Your assignment: Every line in the records below with the string "icon" is to be copied out.

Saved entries
#####

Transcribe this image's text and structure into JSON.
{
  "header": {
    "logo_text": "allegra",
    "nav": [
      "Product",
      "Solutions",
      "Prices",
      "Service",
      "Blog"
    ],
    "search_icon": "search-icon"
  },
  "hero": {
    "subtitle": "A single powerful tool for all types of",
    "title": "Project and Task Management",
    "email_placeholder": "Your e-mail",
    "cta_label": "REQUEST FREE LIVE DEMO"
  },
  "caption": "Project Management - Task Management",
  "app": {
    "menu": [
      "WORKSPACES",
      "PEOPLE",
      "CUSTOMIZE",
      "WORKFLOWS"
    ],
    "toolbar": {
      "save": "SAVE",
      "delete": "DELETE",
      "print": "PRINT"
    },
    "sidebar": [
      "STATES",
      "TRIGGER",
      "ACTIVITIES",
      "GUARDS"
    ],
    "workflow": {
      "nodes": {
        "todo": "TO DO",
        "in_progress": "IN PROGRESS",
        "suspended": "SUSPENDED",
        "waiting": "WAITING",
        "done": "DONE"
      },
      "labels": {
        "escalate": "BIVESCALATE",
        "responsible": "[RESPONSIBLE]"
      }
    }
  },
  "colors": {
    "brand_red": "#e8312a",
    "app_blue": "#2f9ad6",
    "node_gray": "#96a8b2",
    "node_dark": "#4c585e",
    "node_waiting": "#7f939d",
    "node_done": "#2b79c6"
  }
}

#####

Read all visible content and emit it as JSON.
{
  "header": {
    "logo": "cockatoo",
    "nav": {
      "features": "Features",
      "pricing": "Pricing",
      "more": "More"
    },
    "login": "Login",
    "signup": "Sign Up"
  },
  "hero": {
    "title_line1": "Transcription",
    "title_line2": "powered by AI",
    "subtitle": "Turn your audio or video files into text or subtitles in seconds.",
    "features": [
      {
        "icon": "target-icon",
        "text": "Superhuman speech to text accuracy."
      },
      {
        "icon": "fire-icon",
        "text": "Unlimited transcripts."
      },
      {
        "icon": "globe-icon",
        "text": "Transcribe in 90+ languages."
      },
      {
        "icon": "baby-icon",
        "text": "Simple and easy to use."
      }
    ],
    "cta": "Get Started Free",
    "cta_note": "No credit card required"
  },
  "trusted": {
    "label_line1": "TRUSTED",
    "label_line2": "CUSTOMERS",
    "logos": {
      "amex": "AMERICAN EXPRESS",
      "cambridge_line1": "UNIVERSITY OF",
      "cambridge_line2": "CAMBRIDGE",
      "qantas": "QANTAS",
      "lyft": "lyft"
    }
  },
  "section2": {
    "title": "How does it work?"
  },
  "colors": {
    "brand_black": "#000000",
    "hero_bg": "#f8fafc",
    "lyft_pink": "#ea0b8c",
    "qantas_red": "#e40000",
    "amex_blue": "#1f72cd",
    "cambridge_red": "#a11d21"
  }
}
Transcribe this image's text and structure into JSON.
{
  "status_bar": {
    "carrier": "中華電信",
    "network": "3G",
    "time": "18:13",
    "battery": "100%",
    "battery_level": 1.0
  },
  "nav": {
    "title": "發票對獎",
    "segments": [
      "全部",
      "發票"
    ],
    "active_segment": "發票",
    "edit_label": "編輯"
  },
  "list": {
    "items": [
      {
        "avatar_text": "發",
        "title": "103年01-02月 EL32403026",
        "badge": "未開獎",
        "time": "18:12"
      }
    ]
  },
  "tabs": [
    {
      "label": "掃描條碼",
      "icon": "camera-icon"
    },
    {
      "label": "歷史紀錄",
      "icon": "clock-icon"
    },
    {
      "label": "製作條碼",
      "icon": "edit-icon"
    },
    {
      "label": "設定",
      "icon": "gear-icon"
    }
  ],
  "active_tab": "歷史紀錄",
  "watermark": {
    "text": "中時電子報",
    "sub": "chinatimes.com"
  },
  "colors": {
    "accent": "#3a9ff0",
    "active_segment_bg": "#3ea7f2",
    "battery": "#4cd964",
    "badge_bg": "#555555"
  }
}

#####

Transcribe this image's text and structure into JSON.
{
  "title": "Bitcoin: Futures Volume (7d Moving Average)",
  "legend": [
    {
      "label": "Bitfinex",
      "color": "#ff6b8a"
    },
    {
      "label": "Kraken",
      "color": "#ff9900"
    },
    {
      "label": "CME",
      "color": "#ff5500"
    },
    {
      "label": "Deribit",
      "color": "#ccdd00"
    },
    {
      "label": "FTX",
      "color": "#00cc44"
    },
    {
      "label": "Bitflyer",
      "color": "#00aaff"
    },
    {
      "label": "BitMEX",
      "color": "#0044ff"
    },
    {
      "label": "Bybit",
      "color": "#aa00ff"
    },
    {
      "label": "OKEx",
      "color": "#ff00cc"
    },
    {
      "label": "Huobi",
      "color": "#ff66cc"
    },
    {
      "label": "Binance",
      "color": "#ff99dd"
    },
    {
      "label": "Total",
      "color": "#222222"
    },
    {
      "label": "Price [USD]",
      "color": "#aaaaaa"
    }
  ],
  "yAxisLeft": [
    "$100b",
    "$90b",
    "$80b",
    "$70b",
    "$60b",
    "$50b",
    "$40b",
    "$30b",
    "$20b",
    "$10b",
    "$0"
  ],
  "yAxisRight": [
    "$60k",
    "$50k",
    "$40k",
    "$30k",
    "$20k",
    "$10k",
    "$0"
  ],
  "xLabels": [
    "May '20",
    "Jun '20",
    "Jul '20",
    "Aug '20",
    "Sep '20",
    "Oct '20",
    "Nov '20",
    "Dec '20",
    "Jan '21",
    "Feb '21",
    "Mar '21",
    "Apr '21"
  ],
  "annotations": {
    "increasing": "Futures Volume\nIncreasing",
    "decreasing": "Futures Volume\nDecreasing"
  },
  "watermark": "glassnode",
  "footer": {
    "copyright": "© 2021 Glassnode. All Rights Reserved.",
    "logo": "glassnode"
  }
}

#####

Output below:
    "search_icon": "search-icon"
        "icon": "target-icon",
        "icon": "fire-icon",
        "icon": "globe-icon",
        "icon": "baby-icon",
      "icon": "camera-icon"
      "icon": "clock-icon"
      "icon": "edit-icon"
      "icon": "gear-icon"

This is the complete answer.